▶ TASK INSTRUCTIONS:
Copy out, from the data below, each line in which the word "Protocols" occurs.
[[ GIVEN RECORDS, beginning ]]
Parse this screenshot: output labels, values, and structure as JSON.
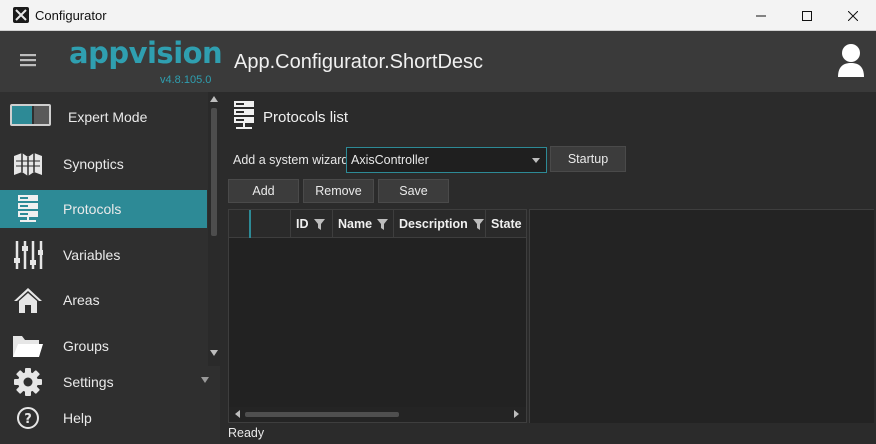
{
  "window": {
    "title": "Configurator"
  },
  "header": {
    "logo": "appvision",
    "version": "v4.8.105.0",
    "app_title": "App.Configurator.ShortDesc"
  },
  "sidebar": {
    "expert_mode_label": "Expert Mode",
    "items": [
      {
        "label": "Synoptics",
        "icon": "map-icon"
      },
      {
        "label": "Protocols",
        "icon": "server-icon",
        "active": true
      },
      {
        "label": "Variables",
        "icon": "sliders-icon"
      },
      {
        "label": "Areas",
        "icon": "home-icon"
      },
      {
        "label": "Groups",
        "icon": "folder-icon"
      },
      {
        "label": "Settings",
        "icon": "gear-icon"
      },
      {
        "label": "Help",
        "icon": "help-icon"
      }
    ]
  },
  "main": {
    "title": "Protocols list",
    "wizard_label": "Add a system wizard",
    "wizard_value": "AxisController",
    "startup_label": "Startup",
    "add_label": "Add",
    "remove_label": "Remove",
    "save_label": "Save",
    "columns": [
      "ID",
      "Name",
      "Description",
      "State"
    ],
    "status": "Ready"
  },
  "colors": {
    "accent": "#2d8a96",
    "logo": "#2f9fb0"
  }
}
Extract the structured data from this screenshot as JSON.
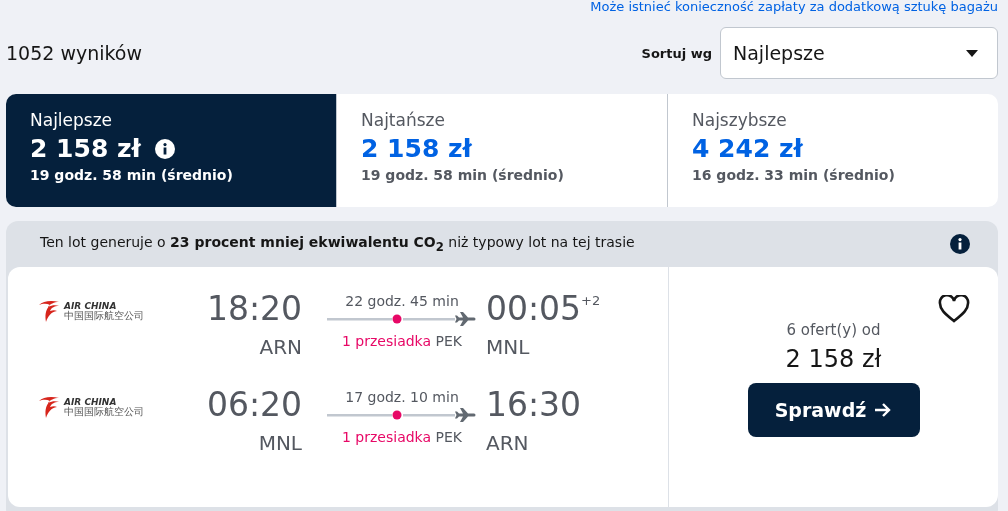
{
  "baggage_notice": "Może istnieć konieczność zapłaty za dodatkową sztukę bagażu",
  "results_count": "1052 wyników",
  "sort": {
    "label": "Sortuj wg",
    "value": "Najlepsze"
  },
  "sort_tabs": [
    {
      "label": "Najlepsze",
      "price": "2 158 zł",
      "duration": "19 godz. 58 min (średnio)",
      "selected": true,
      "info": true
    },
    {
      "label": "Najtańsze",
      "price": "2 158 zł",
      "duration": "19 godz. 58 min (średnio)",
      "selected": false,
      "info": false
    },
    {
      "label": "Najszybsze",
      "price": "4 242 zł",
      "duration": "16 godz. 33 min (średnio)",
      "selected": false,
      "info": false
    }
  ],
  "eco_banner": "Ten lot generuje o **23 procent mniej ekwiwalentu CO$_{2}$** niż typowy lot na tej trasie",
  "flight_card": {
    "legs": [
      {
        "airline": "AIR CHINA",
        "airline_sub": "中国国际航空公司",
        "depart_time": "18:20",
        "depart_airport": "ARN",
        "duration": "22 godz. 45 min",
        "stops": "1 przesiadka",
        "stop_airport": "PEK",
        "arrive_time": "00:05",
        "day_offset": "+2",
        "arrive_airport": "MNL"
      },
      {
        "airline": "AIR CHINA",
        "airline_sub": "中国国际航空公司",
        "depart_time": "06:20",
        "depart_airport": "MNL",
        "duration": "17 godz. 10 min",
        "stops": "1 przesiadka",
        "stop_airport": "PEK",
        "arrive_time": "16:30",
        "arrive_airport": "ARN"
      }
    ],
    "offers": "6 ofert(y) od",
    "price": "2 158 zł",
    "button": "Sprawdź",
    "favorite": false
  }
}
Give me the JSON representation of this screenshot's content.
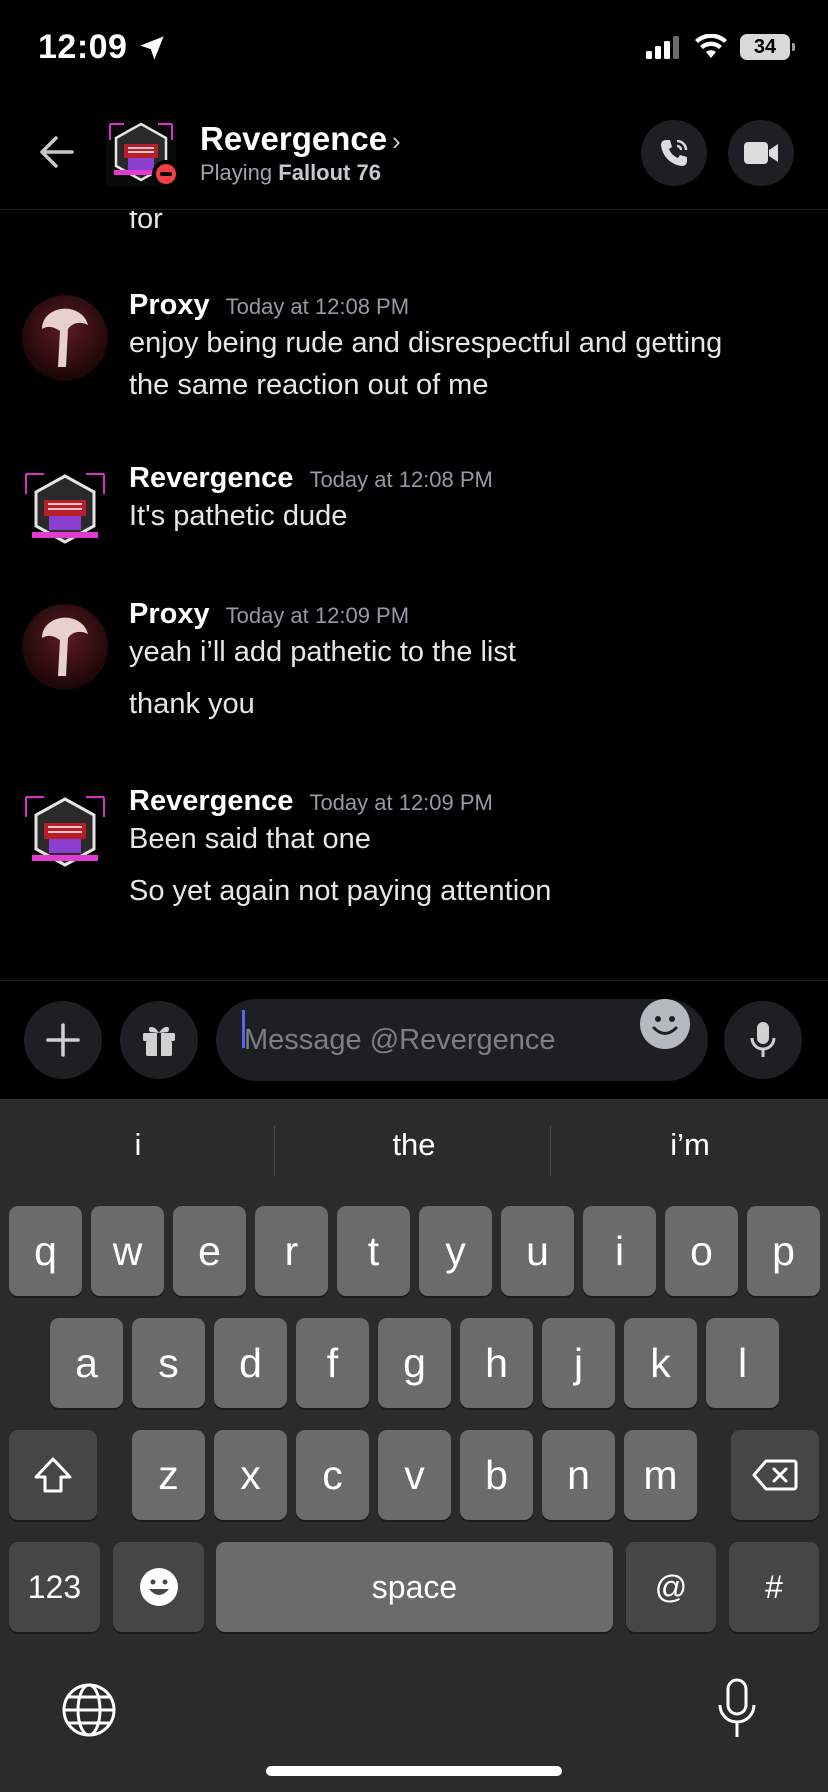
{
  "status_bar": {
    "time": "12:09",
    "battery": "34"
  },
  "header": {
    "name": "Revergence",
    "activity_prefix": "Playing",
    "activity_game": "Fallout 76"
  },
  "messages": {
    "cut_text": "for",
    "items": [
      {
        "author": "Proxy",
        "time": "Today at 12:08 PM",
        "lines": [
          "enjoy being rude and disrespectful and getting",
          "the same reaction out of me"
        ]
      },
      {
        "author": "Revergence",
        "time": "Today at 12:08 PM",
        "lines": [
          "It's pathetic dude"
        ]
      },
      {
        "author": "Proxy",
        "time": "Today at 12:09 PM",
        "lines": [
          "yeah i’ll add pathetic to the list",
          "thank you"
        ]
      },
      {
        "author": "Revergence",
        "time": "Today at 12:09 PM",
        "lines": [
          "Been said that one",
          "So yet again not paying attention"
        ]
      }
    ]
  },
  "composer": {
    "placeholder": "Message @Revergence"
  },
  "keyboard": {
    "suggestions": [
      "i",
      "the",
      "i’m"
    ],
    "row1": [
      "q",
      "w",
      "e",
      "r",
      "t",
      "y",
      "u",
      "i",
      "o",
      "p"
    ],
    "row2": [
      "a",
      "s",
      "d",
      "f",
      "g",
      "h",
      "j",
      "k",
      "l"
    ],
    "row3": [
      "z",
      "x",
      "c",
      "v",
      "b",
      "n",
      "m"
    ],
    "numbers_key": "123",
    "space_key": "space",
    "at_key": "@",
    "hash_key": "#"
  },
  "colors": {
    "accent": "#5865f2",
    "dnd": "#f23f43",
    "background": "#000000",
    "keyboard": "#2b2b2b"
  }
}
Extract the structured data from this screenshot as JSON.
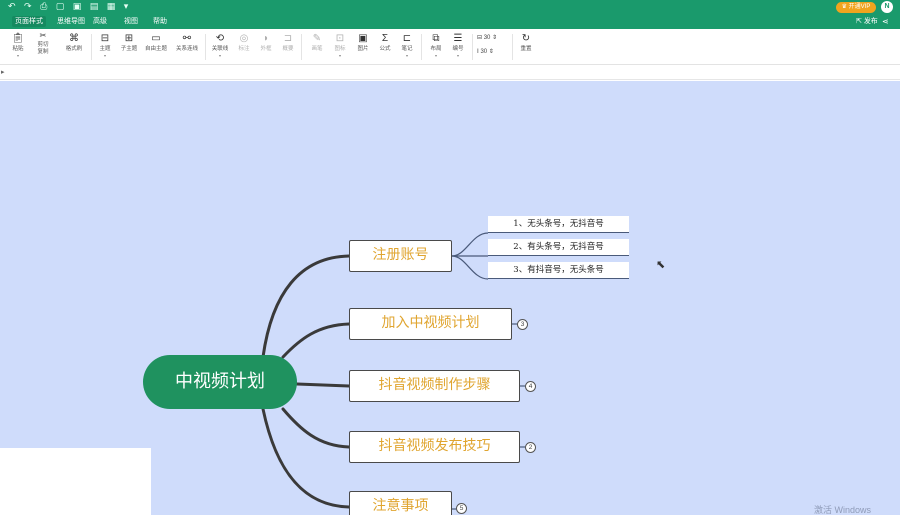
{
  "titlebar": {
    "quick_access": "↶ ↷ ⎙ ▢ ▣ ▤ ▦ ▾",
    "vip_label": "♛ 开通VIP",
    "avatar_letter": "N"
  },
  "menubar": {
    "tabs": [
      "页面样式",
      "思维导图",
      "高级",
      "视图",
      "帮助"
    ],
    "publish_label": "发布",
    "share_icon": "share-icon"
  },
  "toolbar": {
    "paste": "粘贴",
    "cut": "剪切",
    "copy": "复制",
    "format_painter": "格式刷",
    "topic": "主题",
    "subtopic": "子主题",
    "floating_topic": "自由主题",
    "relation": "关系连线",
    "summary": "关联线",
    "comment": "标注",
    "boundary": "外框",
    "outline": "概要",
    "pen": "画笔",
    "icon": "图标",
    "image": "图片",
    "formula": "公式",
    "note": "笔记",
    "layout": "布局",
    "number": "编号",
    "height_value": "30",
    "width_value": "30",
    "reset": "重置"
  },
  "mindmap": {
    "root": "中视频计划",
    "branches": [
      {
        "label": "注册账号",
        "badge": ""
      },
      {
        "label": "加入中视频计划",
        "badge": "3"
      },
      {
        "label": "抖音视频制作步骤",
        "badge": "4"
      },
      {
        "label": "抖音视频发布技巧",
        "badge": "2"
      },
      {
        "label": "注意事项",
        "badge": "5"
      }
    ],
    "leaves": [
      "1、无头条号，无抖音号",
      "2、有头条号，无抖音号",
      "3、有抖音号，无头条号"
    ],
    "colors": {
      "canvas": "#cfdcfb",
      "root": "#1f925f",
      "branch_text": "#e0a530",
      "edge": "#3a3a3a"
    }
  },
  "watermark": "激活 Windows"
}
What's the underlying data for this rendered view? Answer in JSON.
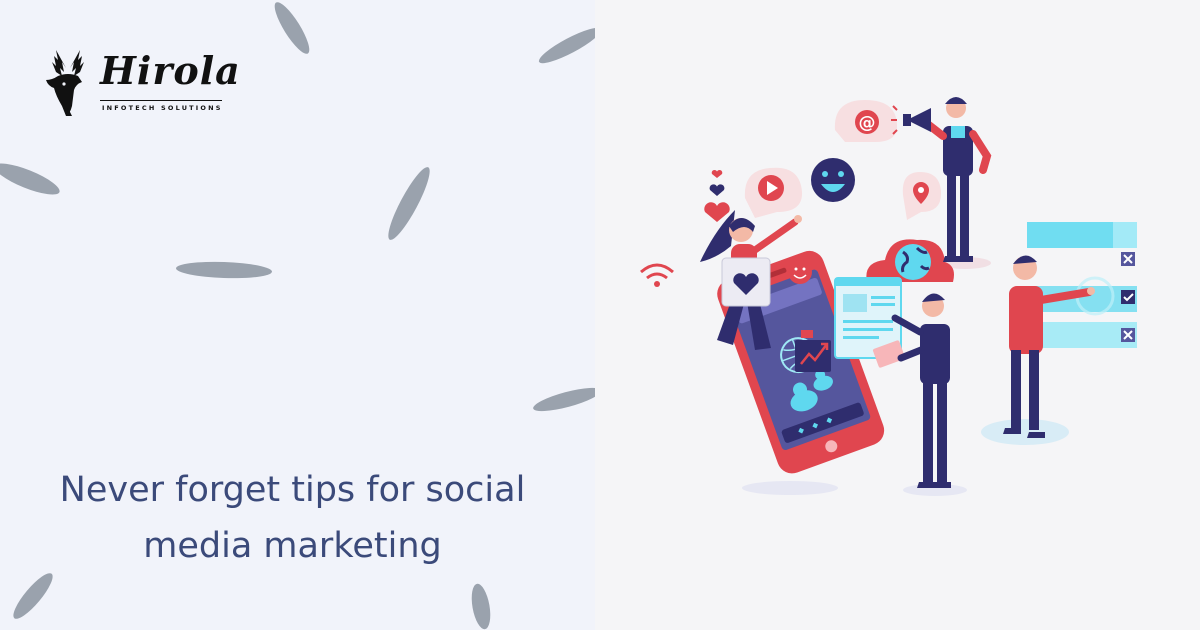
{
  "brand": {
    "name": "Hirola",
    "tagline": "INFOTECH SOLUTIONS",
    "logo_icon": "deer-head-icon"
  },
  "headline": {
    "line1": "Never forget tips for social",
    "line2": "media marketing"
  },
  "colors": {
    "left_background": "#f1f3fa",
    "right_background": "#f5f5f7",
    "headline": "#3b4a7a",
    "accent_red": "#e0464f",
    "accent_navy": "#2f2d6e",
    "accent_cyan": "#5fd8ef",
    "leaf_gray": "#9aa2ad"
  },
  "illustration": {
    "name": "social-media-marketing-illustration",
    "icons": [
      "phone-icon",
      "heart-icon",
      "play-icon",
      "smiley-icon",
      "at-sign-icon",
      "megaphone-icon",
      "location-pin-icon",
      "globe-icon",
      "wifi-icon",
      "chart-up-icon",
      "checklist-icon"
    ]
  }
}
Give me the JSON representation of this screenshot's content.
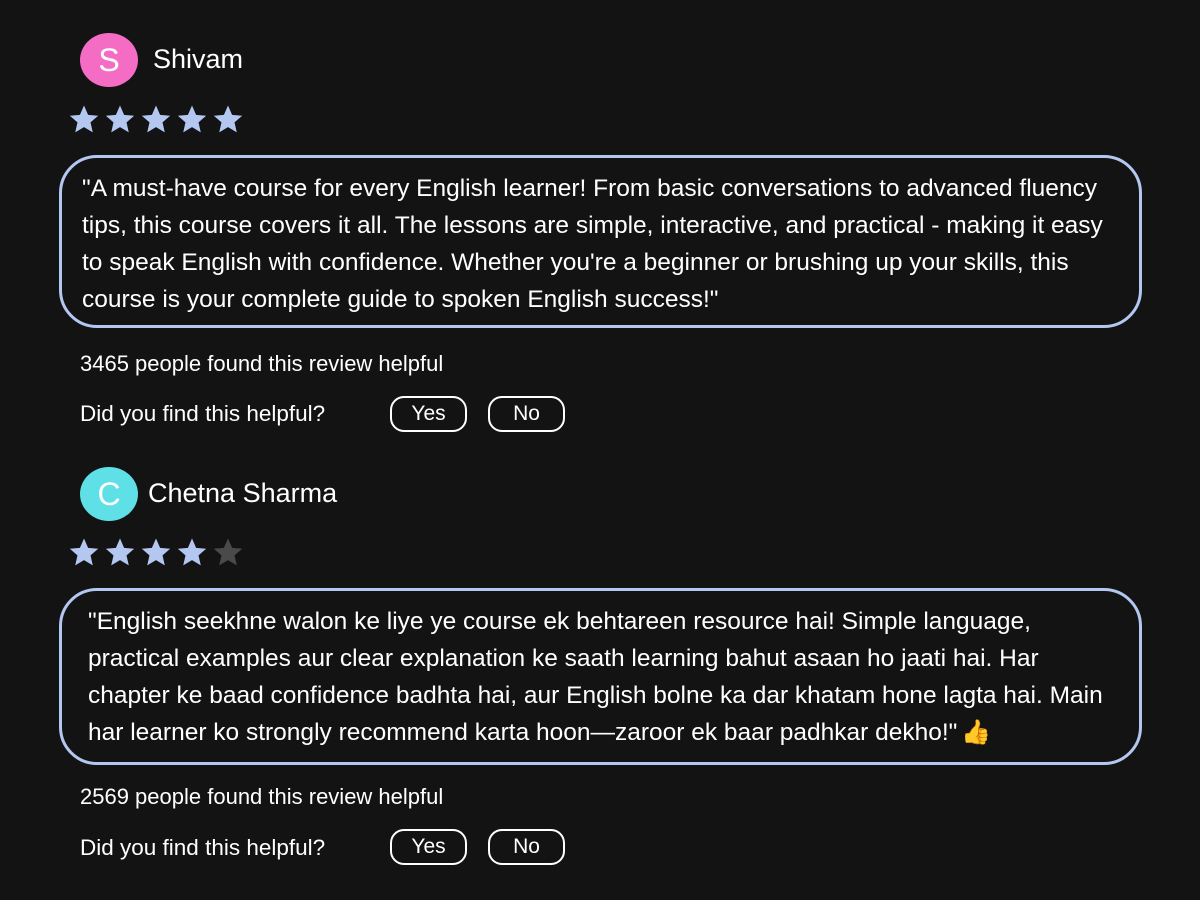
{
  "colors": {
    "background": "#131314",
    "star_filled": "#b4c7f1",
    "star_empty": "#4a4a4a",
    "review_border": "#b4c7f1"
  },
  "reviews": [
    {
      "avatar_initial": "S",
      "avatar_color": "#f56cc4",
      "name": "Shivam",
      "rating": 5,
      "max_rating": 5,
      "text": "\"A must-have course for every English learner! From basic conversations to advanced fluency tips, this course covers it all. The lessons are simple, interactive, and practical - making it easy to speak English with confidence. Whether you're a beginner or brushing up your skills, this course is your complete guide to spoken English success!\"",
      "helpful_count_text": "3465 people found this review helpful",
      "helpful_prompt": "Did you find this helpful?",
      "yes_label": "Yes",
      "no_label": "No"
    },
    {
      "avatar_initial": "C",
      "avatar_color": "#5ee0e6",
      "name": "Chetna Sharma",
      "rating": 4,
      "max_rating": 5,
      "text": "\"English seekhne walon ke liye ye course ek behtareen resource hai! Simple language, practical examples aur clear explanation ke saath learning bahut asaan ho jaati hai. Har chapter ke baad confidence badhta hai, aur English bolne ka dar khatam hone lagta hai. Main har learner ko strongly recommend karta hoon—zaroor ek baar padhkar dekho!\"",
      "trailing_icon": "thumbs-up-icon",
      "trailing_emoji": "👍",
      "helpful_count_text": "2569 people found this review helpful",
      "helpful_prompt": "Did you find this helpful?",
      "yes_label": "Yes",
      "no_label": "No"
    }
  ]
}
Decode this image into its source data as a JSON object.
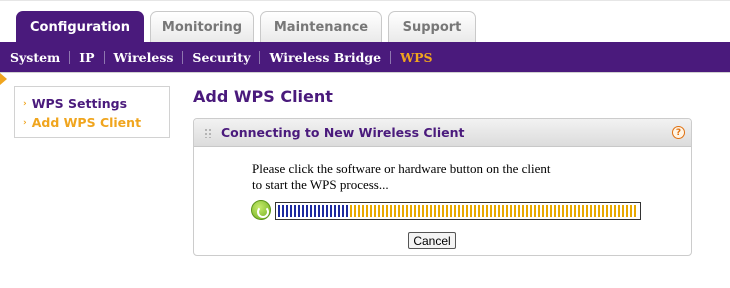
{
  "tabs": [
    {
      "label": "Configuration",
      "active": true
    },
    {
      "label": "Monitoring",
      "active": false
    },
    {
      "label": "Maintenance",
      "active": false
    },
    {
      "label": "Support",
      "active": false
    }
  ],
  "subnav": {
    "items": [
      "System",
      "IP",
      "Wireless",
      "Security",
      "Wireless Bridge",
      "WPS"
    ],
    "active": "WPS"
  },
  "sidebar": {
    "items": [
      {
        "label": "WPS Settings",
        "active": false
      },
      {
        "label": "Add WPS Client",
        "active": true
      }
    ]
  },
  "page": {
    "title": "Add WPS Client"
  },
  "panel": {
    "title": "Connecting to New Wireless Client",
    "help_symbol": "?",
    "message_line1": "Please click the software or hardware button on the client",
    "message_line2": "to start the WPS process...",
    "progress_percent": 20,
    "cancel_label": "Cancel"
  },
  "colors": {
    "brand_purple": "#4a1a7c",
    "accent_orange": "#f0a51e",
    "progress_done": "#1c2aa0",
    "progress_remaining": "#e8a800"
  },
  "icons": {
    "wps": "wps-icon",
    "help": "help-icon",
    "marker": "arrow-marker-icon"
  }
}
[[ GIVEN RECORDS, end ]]
▶ EXPECTED OUTPUT:
        "label": "Protocols",
    "title": "Protocols list",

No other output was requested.